Record extracts:
▼

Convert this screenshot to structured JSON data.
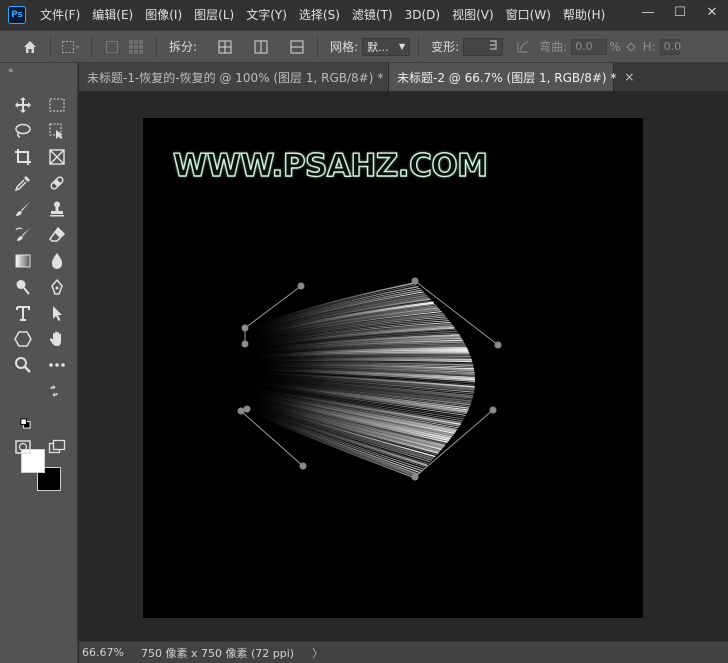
{
  "app": {
    "logo": "Ps"
  },
  "menu": [
    "文件(F)",
    "编辑(E)",
    "图像(I)",
    "图层(L)",
    "文字(Y)",
    "选择(S)",
    "滤镜(T)",
    "3D(D)",
    "视图(V)",
    "窗口(W)",
    "帮助(H)"
  ],
  "window_controls": {
    "minimize": "—",
    "maximize": "☐",
    "close": "✕"
  },
  "options_bar": {
    "split_label": "拆分:",
    "grid_label": "网格:",
    "grid_value": "默...",
    "warp_label": "变形:",
    "bend_label": "弯曲:",
    "bend_value": "0.0",
    "bend_unit": "%",
    "h_label": "H:",
    "h_value": "0.0"
  },
  "tabs": [
    {
      "label": "未标题-1-恢复的-恢复的 @ 100% (图层 1, RGB/8#) *",
      "close": "×",
      "active": false
    },
    {
      "label": "未标题-2 @ 66.7% (图层 1, RGB/8#) *",
      "close": "×",
      "active": true
    }
  ],
  "canvas": {
    "watermark": "WWW.PSAHZ.COM"
  },
  "status": {
    "zoom": "66.67%",
    "doc_info": "750 像素 x 750 像素 (72 ppi)",
    "arrow": "〉"
  },
  "colors": {
    "foreground": "#ffffff",
    "background": "#000000",
    "accent": "#31a8ff"
  },
  "icons": {
    "options": [
      "home-icon",
      "transform-select-icon",
      "warp-split-icons",
      "grid-option-icons",
      "warp-mode-icon"
    ],
    "tools": [
      "move-icon",
      "marquee-icon",
      "lasso-icon",
      "object-select-icon",
      "crop-icon",
      "frame-icon",
      "eyedropper-icon",
      "healing-brush-icon",
      "brush-icon",
      "stamp-icon",
      "history-brush-icon",
      "eraser-icon",
      "gradient-icon",
      "blur-icon",
      "dodge-icon",
      "pen-icon",
      "type-icon",
      "path-select-icon",
      "shape-icon",
      "hand-icon",
      "zoom-icon",
      "more-tools-icon",
      "quick-mask-icon",
      "screen-mode-icon"
    ]
  }
}
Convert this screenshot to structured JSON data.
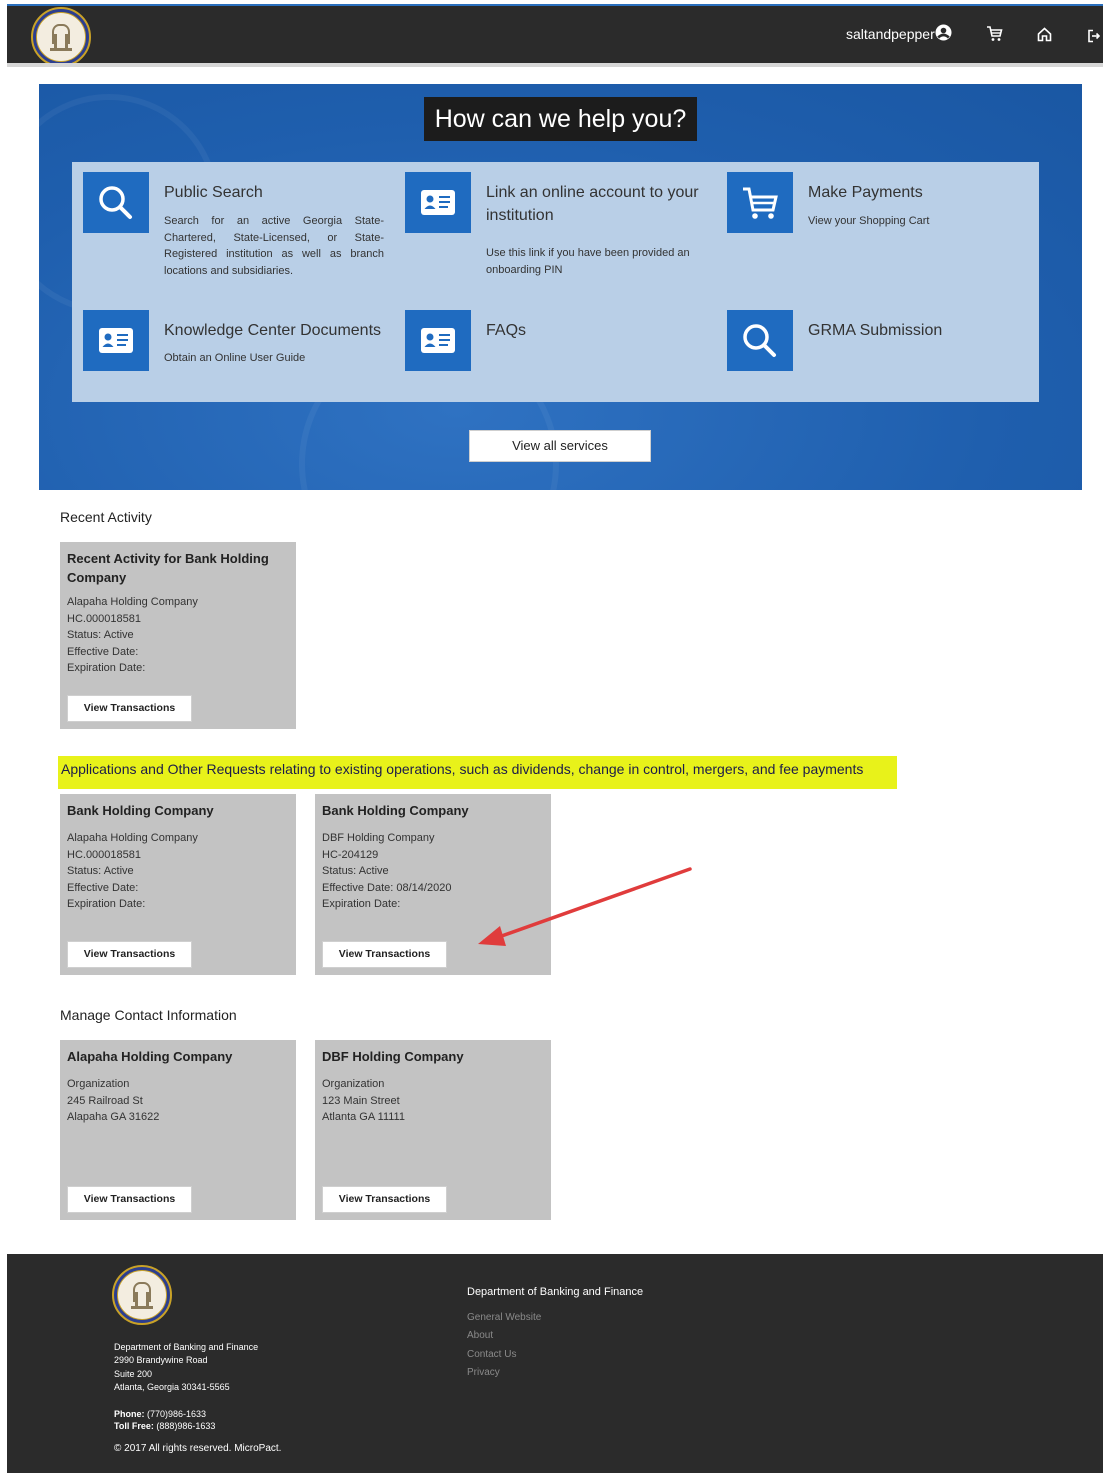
{
  "header": {
    "username": "saltandpepper",
    "icons": [
      "user-circle-icon",
      "cart-icon",
      "home-icon",
      "sign-out-icon"
    ]
  },
  "hero": {
    "title": "How can we help you?",
    "services": [
      {
        "title": "Public Search",
        "description": "Search for an active Georgia State-Chartered, State-Licensed, or State-Registered institution as well as branch locations and subsidiaries.",
        "icon": "search-icon"
      },
      {
        "title": "Link an online account to your institution",
        "description": "Use this link if you have been provided an onboarding PIN",
        "icon": "id-card-icon"
      },
      {
        "title": "Make Payments",
        "description": "View your Shopping Cart",
        "icon": "cart-icon"
      },
      {
        "title": "Knowledge Center Documents",
        "description": "Obtain an Online User Guide",
        "icon": "id-card-icon"
      },
      {
        "title": "FAQs",
        "description": "",
        "icon": "id-card-icon"
      },
      {
        "title": "GRMA Submission",
        "description": "",
        "icon": "search-icon"
      }
    ],
    "view_all_label": "View all services"
  },
  "recent_activity": {
    "title": "Recent Activity",
    "card": {
      "title": "Recent Activity for Bank Holding Company",
      "lines": [
        "Alapaha Holding Company",
        "HC.000018581",
        "Status: Active",
        "Effective Date:",
        "Expiration Date:"
      ],
      "button": "View Transactions"
    }
  },
  "applications": {
    "title": "Applications and Other Requests relating to existing operations, such as dividends, change in control, mergers, and fee payments",
    "cards": [
      {
        "title": "Bank Holding Company",
        "lines": [
          "Alapaha Holding Company",
          "HC.000018581",
          "Status: Active",
          "Effective Date:",
          "Expiration Date:"
        ],
        "button": "View Transactions"
      },
      {
        "title": "Bank Holding Company",
        "lines": [
          "DBF Holding Company",
          "HC-204129",
          "Status: Active",
          "Effective Date: 08/14/2020",
          "Expiration Date:"
        ],
        "button": "View Transactions"
      }
    ]
  },
  "contacts": {
    "title": "Manage Contact Information",
    "cards": [
      {
        "title": "Alapaha Holding Company",
        "lines": [
          "Organization",
          "245 Railroad St",
          "Alapaha GA 31622"
        ],
        "button": "View Transactions"
      },
      {
        "title": "DBF Holding Company",
        "lines": [
          "Organization",
          "123 Main Street",
          "Atlanta GA 11111"
        ],
        "button": "View Transactions"
      }
    ]
  },
  "footer": {
    "address": [
      "Department of Banking and Finance",
      "2990 Brandywine Road",
      "Suite 200",
      "Atlanta, Georgia 30341-5565"
    ],
    "phone_label": "Phone:",
    "phone": "(770)986-1633",
    "tollfree_label": "Toll Free:",
    "tollfree": "(888)986-1633",
    "copyright": "© 2017 All rights reserved. MicroPact.",
    "links_title": "Department of Banking and Finance",
    "links": [
      "General Website",
      "About",
      "Contact Us",
      "Privacy"
    ]
  },
  "colors": {
    "header_bg": "#2b2b2b",
    "hero_blue": "#1f5fae",
    "panel_blue": "#b9cfe7",
    "icon_blue": "#1f6bc0",
    "highlight": "#e8f21a",
    "card_gray": "#c3c3c3",
    "arrow_red": "#e03c3c"
  }
}
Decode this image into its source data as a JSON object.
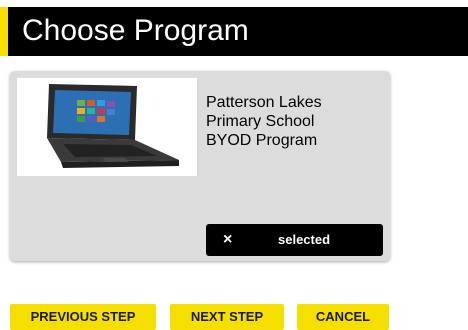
{
  "header": {
    "title": "Choose Program",
    "accent_color": "#f5df00"
  },
  "program_card": {
    "image": "laptop-image",
    "name_lines": [
      "Patterson Lakes",
      "Primary School",
      "BYOD Program"
    ],
    "deselect_icon": "×",
    "status_label": "selected"
  },
  "footer": {
    "previous_label": "PREVIOUS STEP",
    "next_label": "NEXT STEP",
    "cancel_label": "CANCEL"
  },
  "colors": {
    "button_bg": "#f5df00",
    "header_bg": "#000000",
    "card_bg": "#dcdcdc"
  }
}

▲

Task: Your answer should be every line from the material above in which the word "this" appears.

Expected answer:
Convert this screenshot to structured JSON data.
Convert this screenshot to structured JSON data.
        "description": "Use this link if you have been provided an onboarding PIN",
Decode this image into its source data as a JSON object.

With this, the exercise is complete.